7 See Dean R. Smith, “The Scottish Presbyterians and Covenanters: A Continuationist Experience in a Cessationist Theology,” Westminster Theological Journal 63 (Spring 2001), 39-63; Byron Curtis, “‘Private Spirits’ in The Westminster Confession of Faith § 1.10 and in Catholic-Protestant Debate (1588-1652),” Westminster Theological Journal 58 (Fall 1996), 256-67; Garnet H. Milne, “‘Private Spirits’ in the Westminster Confession of Faith and in Protestant-Catholic Debates: A Response to Byron Curtis,” Westminster Theological Journal 61 (Spring 1999), 102-11. Milne recently published his dissertation in which he concludes that the framers of the WCF intended to affirm a cessationist view of special revelation with some qualification: “The Westminster divines intended the cessationist clause to affirm that there was to be no more extra-biblical, ‘immediate’ revelation for any purpose now that the church possessed the completed Scriptures…. At the same time the divines did not intend to deny that God could still speak through special providences that might involve dreams or the ministry of angels, for example, but such revelation was always to be considered ‘mediate.’ The primary means was held to be the written Scriptures, illuminated by the Holy Spirit. The unity of the Word and Spirit was maintained, and God’s freedom to address individual circumstances remained intact.” The Westminster Confession of Faith and the Cessation of Special Revelation: The Majority Puritan Viewpoint on Whether Extra-Biblical Prophecy is Still Possible (Wipf & Stock, 2007), xvi-xvii.
8 Cited by Iain Murray, D. Martyn Lloyd-Jones: The Fight of Faith (Banner of Truth, 1990), 487.
9 The scope of general revelation is universal, and the content of general revelation is God’s divine nature and his moral law.

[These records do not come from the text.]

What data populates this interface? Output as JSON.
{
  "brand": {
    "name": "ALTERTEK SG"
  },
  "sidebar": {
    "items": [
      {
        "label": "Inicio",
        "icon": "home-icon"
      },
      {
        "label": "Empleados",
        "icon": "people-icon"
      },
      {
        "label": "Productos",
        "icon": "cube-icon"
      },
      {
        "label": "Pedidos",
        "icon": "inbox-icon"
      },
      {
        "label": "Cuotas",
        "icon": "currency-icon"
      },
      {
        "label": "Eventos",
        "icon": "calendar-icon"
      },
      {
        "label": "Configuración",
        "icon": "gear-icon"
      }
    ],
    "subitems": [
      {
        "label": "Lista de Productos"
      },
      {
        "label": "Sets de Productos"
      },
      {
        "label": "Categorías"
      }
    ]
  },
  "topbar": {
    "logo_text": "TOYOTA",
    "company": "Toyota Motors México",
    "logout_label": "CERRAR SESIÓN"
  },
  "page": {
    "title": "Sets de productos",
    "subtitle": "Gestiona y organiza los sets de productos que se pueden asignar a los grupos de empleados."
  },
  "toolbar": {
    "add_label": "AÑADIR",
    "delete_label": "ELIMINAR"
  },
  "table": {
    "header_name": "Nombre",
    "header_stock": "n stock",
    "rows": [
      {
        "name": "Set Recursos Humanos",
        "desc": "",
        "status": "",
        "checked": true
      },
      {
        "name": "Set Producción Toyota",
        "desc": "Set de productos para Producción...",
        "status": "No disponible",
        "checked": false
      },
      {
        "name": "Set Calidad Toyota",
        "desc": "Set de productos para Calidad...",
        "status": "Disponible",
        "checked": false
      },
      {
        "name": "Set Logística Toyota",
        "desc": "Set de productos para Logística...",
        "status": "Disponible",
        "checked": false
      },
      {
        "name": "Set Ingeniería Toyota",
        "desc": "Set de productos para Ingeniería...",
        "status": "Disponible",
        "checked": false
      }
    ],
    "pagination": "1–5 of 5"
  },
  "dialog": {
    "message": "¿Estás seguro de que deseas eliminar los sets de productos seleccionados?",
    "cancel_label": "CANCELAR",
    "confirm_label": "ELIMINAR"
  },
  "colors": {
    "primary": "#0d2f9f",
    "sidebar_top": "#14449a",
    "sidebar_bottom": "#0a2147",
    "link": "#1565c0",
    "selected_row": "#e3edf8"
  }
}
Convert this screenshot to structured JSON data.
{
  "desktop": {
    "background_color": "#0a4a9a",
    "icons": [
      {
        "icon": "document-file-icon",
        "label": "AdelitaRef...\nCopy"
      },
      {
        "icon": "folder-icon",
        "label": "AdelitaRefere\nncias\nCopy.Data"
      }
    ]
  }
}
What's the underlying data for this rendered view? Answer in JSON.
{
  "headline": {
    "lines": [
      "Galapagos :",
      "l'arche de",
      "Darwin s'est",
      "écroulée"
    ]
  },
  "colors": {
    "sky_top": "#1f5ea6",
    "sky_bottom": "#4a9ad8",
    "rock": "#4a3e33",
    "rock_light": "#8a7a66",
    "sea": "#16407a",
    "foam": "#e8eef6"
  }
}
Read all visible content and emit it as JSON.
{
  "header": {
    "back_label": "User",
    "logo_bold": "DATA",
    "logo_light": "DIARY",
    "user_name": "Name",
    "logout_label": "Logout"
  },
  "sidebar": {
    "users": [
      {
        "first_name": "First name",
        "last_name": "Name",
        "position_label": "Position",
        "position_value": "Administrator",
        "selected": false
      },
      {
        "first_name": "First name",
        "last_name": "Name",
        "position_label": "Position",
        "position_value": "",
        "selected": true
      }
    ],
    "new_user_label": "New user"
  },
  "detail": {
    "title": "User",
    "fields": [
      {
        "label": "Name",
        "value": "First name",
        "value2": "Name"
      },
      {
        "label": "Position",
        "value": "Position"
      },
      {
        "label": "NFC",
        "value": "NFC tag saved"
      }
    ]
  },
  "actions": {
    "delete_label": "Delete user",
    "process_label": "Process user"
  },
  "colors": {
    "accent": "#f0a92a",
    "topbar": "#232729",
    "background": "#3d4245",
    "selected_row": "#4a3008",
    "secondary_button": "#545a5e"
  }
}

General revelation is sufficient to leave all men without excuse (Rom 1:18) but it’s not sufficient to reveal the way of salvation. Like an X-Ray machine, general revelation can reveal the problem, but it cannot provide the remedy.
10 I would also affirm that the Holy Spirit is still at work convicting hearts of sin (John 16:8), illuminating minds to understand God’s word (1 Cor. 2:12-15), bearing witness to our spirits that we are the children of God (Rom. 8:16), granting the ability to make wise decisions based on the light of nature and principles of Scripture (James 1:5), interceding for us (Rom. 8:26-27), sanctifying us (Gal. 5:22-24; Eph. 5:18ff.), and enduing God’s people with boldness to speak the truth with love (Acts 2:4; 4:8, 31; 13:9-11). Moreover, I affirm the supernatural and God’s ongoing prerogative and freedom to perform miracles today.
11 When teaching this series in an adult Sunday School class, I placed framed photographs of three continuationists (or open-but-cautious) brothers whom I deeply respect and whose ministries have impacted my life–D. Martyn-Lloyd Jones, John Piper, and a missionary friend–on the podium so that they were visible to me and to my audience. I wanted to present the case for cessation as if these esteemed men who are not cessationists were present.
Dr. Robert Gonzales (BA, MA, PhD, Bob Jones Univ.) has served as a pastor of four Reformed Baptist congregations and has been the Academic Dean and a professor of Reformed Baptist Seminary (Sacramento, CA) since 2005. He is the author of Where Sin Abounds: the Spread of Sin and the Curse in Genesis with Special Focus on the Patriarchal Narratives (Wipf & Stock, 2010) and has contributed to the Reformed Baptist Theological Review, The Founders Journal, and Westminster Theological Journal. He blogs at It is Written.